Central Park East will expect its students to make good use of the structured freedom it will grant them during the Senior Institute. They must integrate the wide variety of experiences offered them into coherent and meaningful essays, reports, and other kinds of demonstrations of knowledge. Henderson notes, “Our requirements for the portfolio are intentionally general. There are no limits to the way kids can approach the portfolio. For example, they could meet several of the portfolio requirements by writing a play or short story, or producing a film. How many of us got to do this kind of writing at an early age? Our students will get a chance to pick up on and amplify a lot of their strengths.”

The Practicality Issue

The alternative forms of assessment re­ viewed in this article have most often been implemented in relatively small alternative schools. Are such approaches practical at large, traditionally organized high schools? To a limited extent, they are. Within the confines of traditional classroom schedules, class sizes and teaching loads, many resourceful teachers base their instructional approach on activities which promote depth, integration of knowledge, and the “production of discourse, things, perfor­mances.”

But it is also true that the pursuit of “authentic knowledge” as defined by Arch­bald and Newmann calls into question the present structure of most high schools and should lead us to consider some serious reforms. The approaches they advocate are most effectively carried out when class size and total student load per teacher are relatively low and teachers are allowed to devote considerable time and energy to individual counseling, extensive preparation, and helping students prepare presentations to evaluative committees. The Coalition of Essential Schools, whose member schools have implemented many alternative forms of instruction and assessment, argues that effective instruction at the secondary level becomes practical when each teacher has no more than eighty students.
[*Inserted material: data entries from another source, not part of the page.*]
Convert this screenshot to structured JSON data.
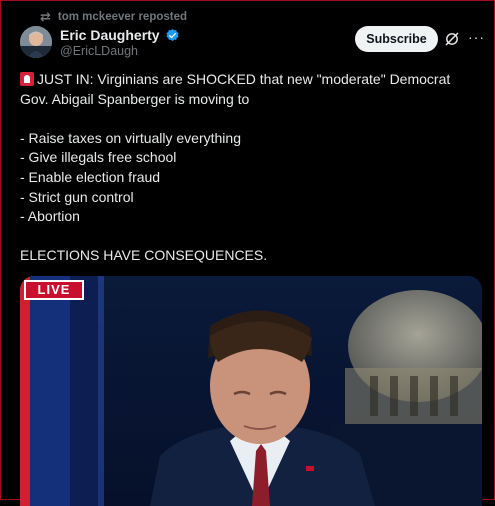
{
  "repost": {
    "text": "tom mckeever reposted",
    "icon": "repost-icon"
  },
  "author": {
    "name": "Eric Daugherty",
    "handle": "@EricLDaugh",
    "verified": true
  },
  "actions": {
    "subscribe_label": "Subscribe"
  },
  "post": {
    "headline": "JUST IN: Virginians are SHOCKED that new \"moderate\" Democrat Gov. Abigail Spanberger is moving to",
    "list": [
      "- Raise taxes on virtually everything",
      "- Give illegals free school",
      "- Enable election fraud",
      "- Strict gun control",
      "- Abortion"
    ],
    "closing": "ELECTIONS HAVE CONSEQUENCES."
  },
  "media": {
    "badge": "LIVE"
  },
  "colors": {
    "accent": "#1d9bf0",
    "live_red": "#c8102e",
    "frame": "#a10f1a"
  }
}
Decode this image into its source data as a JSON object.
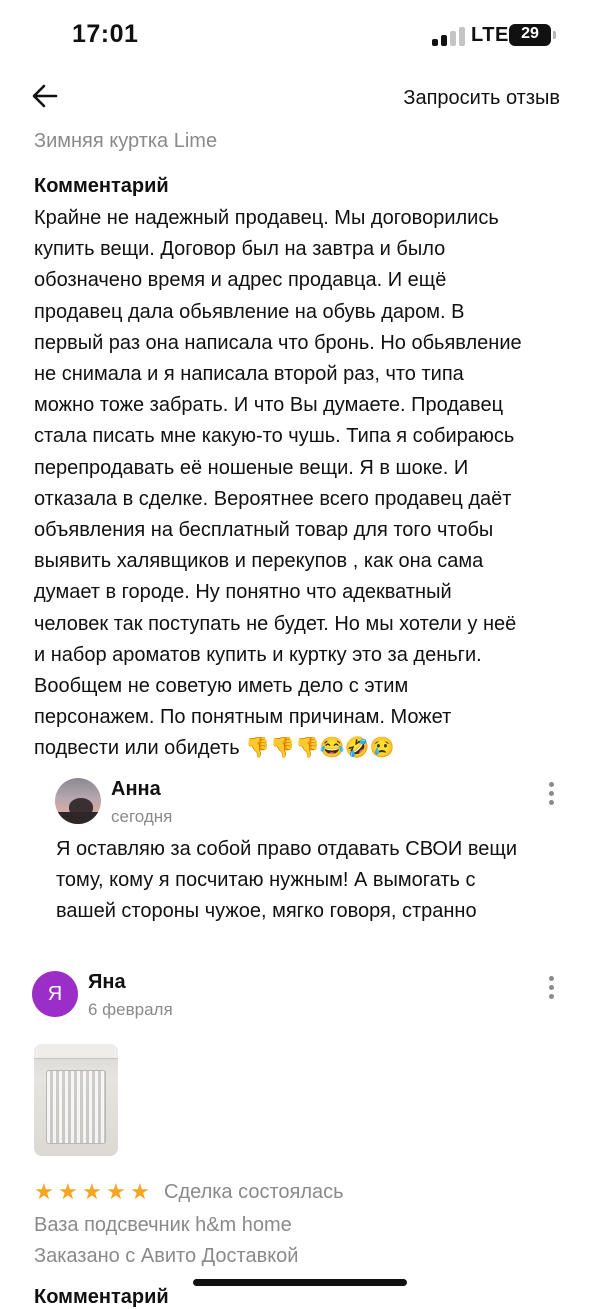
{
  "status_bar": {
    "time": "17:01",
    "network": "LTE",
    "battery": "29"
  },
  "nav": {
    "back_icon": "arrow-left-icon",
    "request_review": "Запросить отзыв"
  },
  "product_name": "Зимняя куртка Lime",
  "comment": {
    "title": "Комментарий",
    "text": "Крайне не надежный продавец. Мы договорились\nкупить вещи. Договор был на завтра  и было\nобозначено время и адрес продавца. И ещё\nпродавец дала обьявление на обувь даром. В\nпервый раз она написала что бронь. Но обьявление\nне снимала и я написала второй раз, что типа\nможно тоже забрать. И что Вы думаете. Продавец\nстала писать мне какую-то чушь. Типа я собираюсь\nперепродавать её ношеные вещи. Я в шоке. И\nотказала в сделке. Вероятнее всего продавец даёт\nобъявления на бесплатный товар для того чтобы\nвыявить халявщиков и перекупов , как она сама\nдумает в городе. Ну понятно что адекватный\nчеловек так поступать не будет. Но мы хотели у неё\nи набор ароматов купить и куртку это за деньги.\nВообщем не советую иметь дело с этим\nперсонажем. По понятным причинам. Может\nподвести или обидеть 👎👎👎😂🤣😢"
  },
  "reply": {
    "author": "Анна",
    "date": "сегодня",
    "text": "Я оставляю за собой право отдавать СВОИ вещи\nтому, кому я посчитаю нужным! А вымогать с\nвашей стороны чужое, мягко говоря, странно",
    "more_icon": "more-vertical-icon"
  },
  "review": {
    "avatar_letter": "Я",
    "avatar_color": "#9b2ec7",
    "author": "Яна",
    "date": "6 февраля",
    "rating": 5,
    "star_glyph": "★",
    "star_color": "#f5a623",
    "status": "Сделка состоялась",
    "item": "Ваза подсвечник h&m home",
    "delivery": "Заказано с Авито Доставкой",
    "next_heading": "Комментарий",
    "more_icon": "more-vertical-icon"
  }
}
This may seem like an utopian goal, but in fact it is reachable if schools are willing to reassess how they are organized and the array of courses and services they offer. By regrouping into smaller units – “academic families” or “schools within a school,” and dropping less essential courses, schools can realize substantial reductions in class size and student load per teacher. The Coalition believes such reforms can be accomplished without raising per pupil cost more than ten percent.

Most adolescents bring to school energy, curiosity, and the capacity to become passionately involved in issues and projects they consider important But too often they experience many of their classes as sleepy enclaves of routinized activities which have little intrinsic value or relevance to the world at large. As researcher John Goodlad remarked in many schools “Boredom is a disease of epidemic propor­tions.”
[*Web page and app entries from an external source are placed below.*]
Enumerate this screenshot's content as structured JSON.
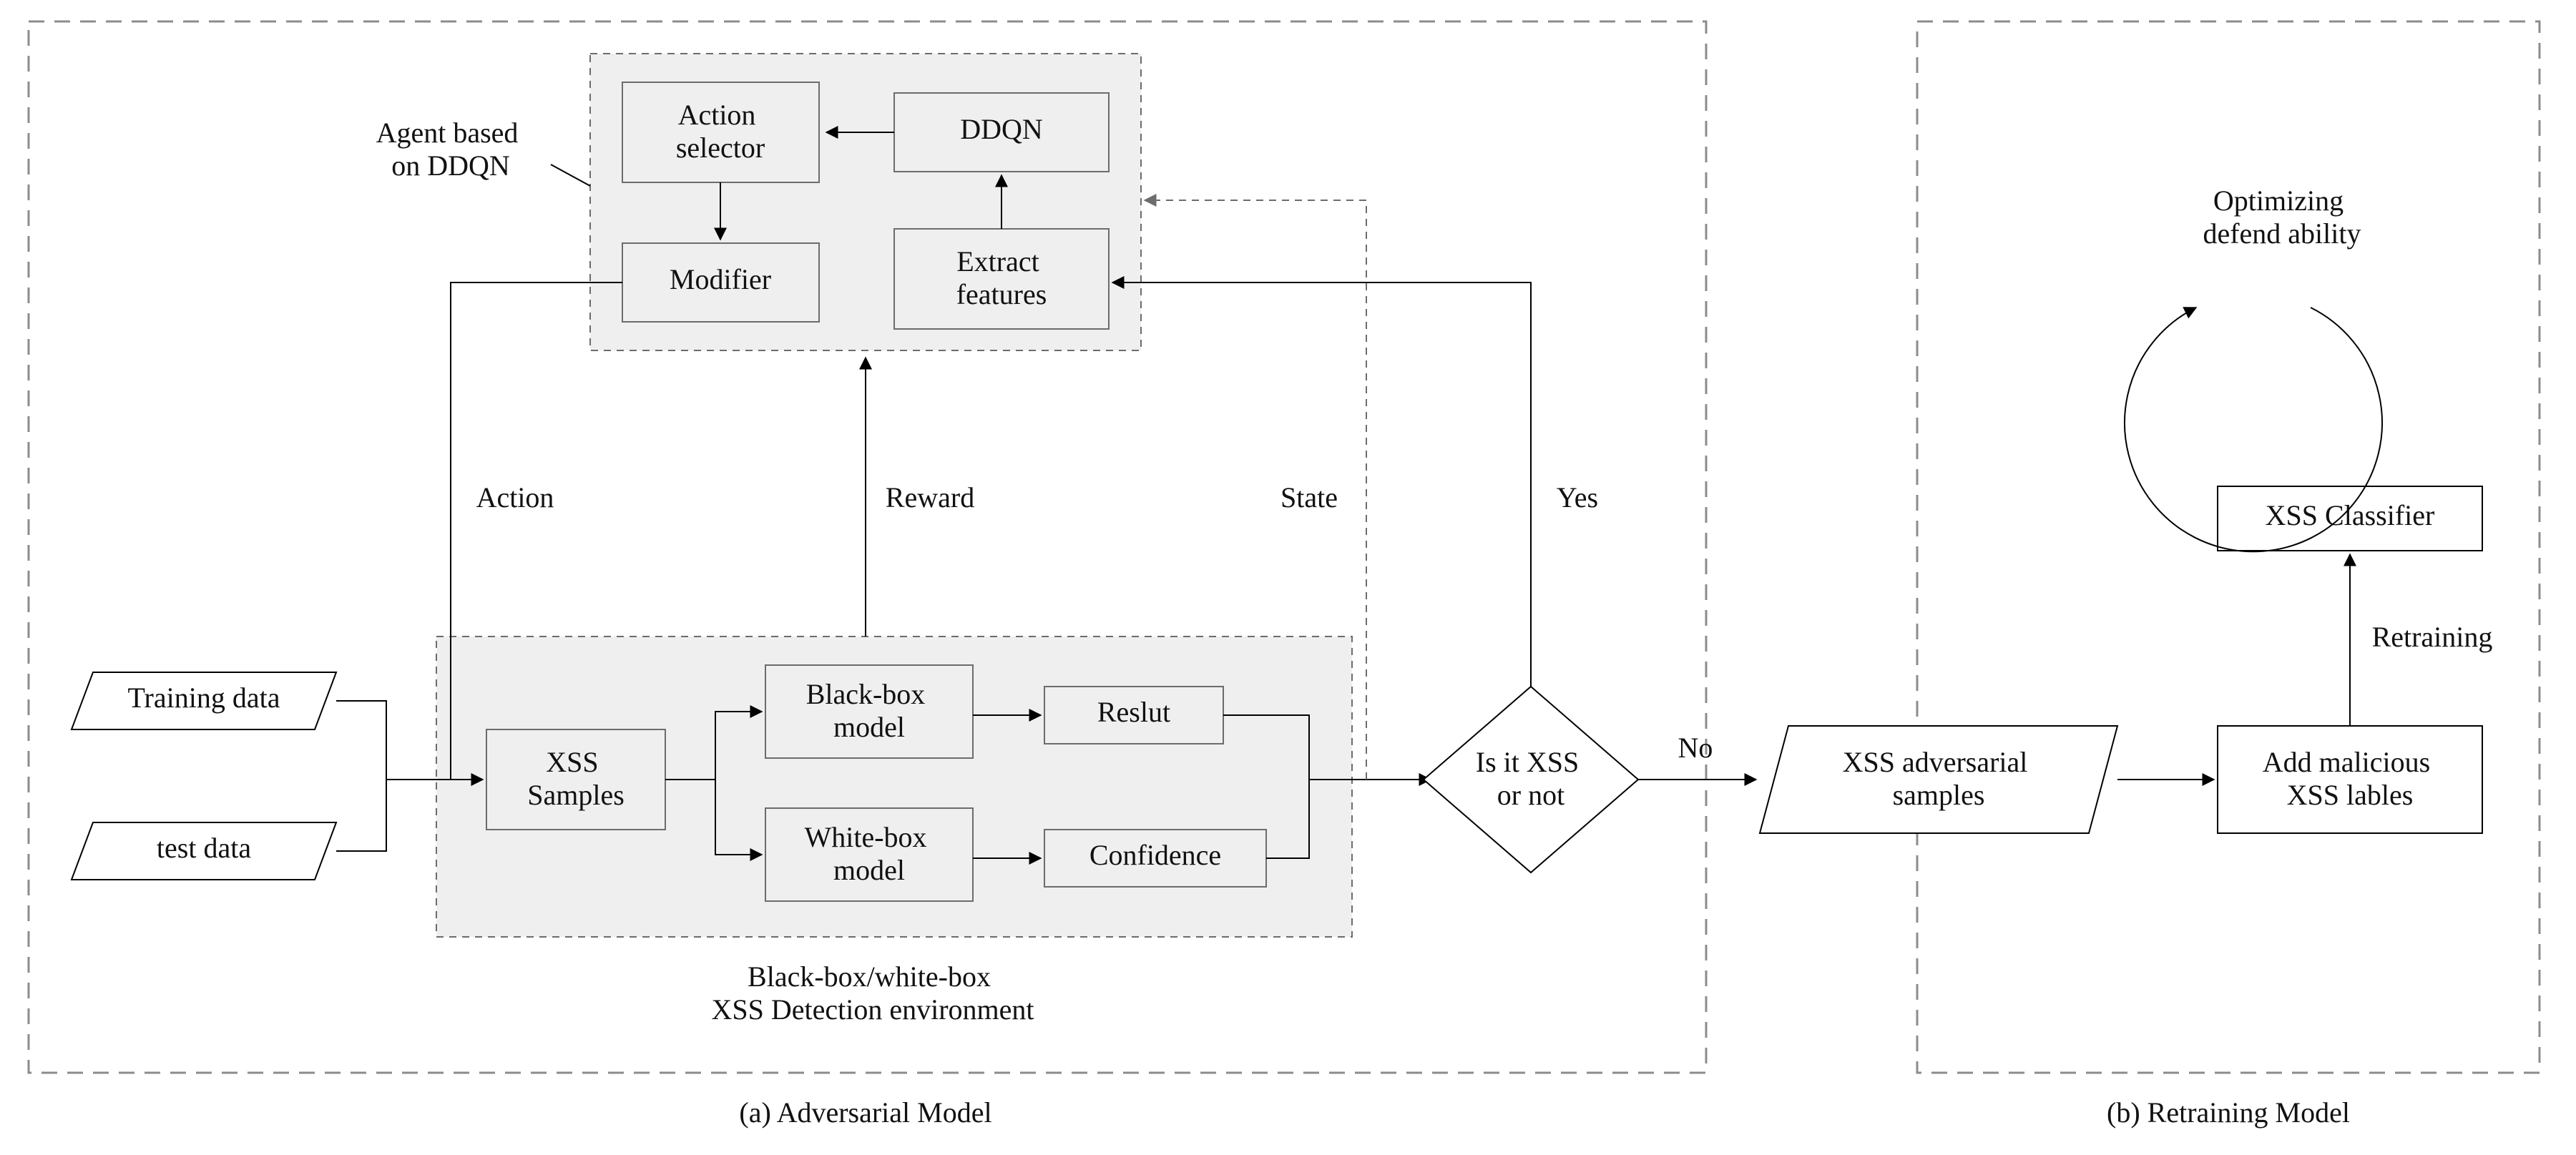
{
  "agent": {
    "title": "Agent based\non DDQN",
    "action_selector": "Action\nselector",
    "ddqn": "DDQN",
    "modifier": "Modifier",
    "extract": "Extract\nfeatures"
  },
  "env": {
    "title": "Black-box/white-box\nXSS Detection environment",
    "xss_samples": "XSS\nSamples",
    "blackbox": "Black-box\nmodel",
    "whitebox": "White-box\nmodel",
    "result": "Reslut",
    "confidence": "Confidence"
  },
  "inputs": {
    "training": "Training data",
    "test": "test data"
  },
  "edges": {
    "action": "Action",
    "reward": "Reward",
    "state": "State",
    "yes": "Yes",
    "no": "No"
  },
  "decision": "Is it XSS\nor not",
  "adv_samples": "XSS adversarial\nsamples",
  "retraining": {
    "add_labels": "Add malicious\nXSS lables",
    "flow_label": "Retraining",
    "classifier": "XSS Classifier",
    "optimize": "Optimizing\ndefend ability"
  },
  "captions": {
    "a": "(a) Adversarial Model",
    "b": "(b) Retraining Model"
  }
}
Teaching and assessing “authentic knowledge” is one way we can combat this epidemic of boredom. School becomes interesting when it engages adolescents in activities which are meaningful reflections of creative work in the adult world. They are thus impelled to consider how they can begin to use their own interests, passions, and aptitudes to create a place for themselves in the world beyond high school. This leads them to think about who they are, where they want to go, and what they want to build their lives around. Such reflection, as it dissipates boredom, also helps build a secure sense of personal identity. When Walden teachers and students were asked to sum up what ROPE offered, they replied with such words as “self-possession,” “self-confidence,” and “self-knowledge.” Perhaps this is why graduating Walden senior Darrell Kohlman states, “I’ll feel prepared to go out into the world. I’ll feel like I really have something in my hand.

David Levine teaches English at Shalom High School in Milwaukee.